HD or Lowes should have wet saw that can do the job at hand.

Versabond white is good , use a 1/2 inch sq. notch

Let us know if you need anymore help. Don't forget to carpet tuck if you need to. :dance:

Dave Taylor
09-26-2005, 07:48 AM
Folks around here will recommend back-buttering those lager format tiles and... many seem to like a 3/8" square notched trowel for larger format tiles.... although I've seen 1/2" square notched recommended by a few.

My DIY’r experience has been good using the 3/8" trowel for an 18" tile.... and the dabbing method of back-buttering has helped me control lippage without squeezing thinset out the edges of the tiles. Dabbing is putting a dollop of thinset near each tile edge and one/two near the center.

The pros may have a different take and… if they do… listen to them.

Dave Taylor
09-26-2005, 08:29 AM
Click on the TYW store link at the top of this page and check out the Felker FTS 150 for under $600. Mine works great and (with wet say rental prices being what they are in Maryland) has paid for itself.

09-26-2005, 10:28 AM
Hi Chris.

Re. proper thinset to use, lets talk a little more about what you have to work with. First of all, what kind of tile? Stone, porcelain, etc.? How thick? And the shape of that concrete floor - nice and clean, readily absorbs water? No paint, wallboard texturing compound, adhesive, or other gunk on the surface?

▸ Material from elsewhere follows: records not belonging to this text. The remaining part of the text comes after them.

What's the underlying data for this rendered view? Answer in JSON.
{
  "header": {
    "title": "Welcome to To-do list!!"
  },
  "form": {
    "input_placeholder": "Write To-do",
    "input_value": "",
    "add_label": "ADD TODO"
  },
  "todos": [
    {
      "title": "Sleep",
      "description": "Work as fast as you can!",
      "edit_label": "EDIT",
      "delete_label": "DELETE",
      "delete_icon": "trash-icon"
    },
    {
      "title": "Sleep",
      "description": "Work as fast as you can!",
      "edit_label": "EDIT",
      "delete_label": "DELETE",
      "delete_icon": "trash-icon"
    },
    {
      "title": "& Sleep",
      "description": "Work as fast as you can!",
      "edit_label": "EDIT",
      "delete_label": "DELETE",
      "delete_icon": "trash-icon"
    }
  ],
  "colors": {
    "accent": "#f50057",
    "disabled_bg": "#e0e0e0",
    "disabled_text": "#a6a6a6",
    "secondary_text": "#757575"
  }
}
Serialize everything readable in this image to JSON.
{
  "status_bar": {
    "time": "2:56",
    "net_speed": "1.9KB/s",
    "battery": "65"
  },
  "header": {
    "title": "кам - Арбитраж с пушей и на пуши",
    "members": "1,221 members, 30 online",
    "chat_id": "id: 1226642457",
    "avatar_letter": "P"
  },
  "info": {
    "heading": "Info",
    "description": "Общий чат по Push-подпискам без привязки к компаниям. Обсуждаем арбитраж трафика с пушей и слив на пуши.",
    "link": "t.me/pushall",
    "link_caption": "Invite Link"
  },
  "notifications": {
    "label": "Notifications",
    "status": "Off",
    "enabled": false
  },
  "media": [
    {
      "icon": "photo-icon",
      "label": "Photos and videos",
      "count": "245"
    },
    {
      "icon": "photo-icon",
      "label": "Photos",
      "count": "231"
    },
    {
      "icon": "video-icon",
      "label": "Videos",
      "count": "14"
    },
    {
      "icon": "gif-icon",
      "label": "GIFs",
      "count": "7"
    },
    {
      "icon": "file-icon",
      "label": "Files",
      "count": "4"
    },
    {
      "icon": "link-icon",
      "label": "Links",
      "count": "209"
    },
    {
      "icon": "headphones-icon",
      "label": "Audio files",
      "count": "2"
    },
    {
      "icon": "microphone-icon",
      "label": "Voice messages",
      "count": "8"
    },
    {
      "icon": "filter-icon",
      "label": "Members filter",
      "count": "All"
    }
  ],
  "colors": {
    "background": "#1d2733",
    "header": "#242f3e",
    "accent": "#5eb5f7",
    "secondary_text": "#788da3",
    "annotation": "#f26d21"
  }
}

Re. the 4 or 5 spot "dabbing" technique Dave above mentions; that be OK for setting large format wall tile but on a floor you'll want full coverage. Back butter over a full spread with a notch trowel is what you’ll want to do.

Chris H
09-26-2005, 11:30 AM
well, owning my own wet saw would be nice, but right now i don't have the funds to afford it, or the readiness of work to justify it. i can rent a tile saw locally for 12x12 for about $40 a day. since it's not my house and they're paying me, i'm gonna say that they might not want to shell out the coin to buy one for a one time job. i just wanted to know if i could rent one that big. also, the saws i have used have the sliding tray with a suspended blade vs. the "table saw" style with the blade through the table. which one is preferable for a tile that large?

onto the subfloor situation. i really don't know the condition of the concrete at this moment as there's still carpet down. there was a broken water heater from a neighbors condo that flooded it out, but that was years ago.

as for proper back buttering technique, do i spread thinset on the floor and then backbutter the tile evenly, or just backbutter the tile?

tile quality? i have no idea, they just called me yeasterday to see if i was up to the job. i don't think they've purchased anything yet. i would assume it's going to be pretty standard 3/8"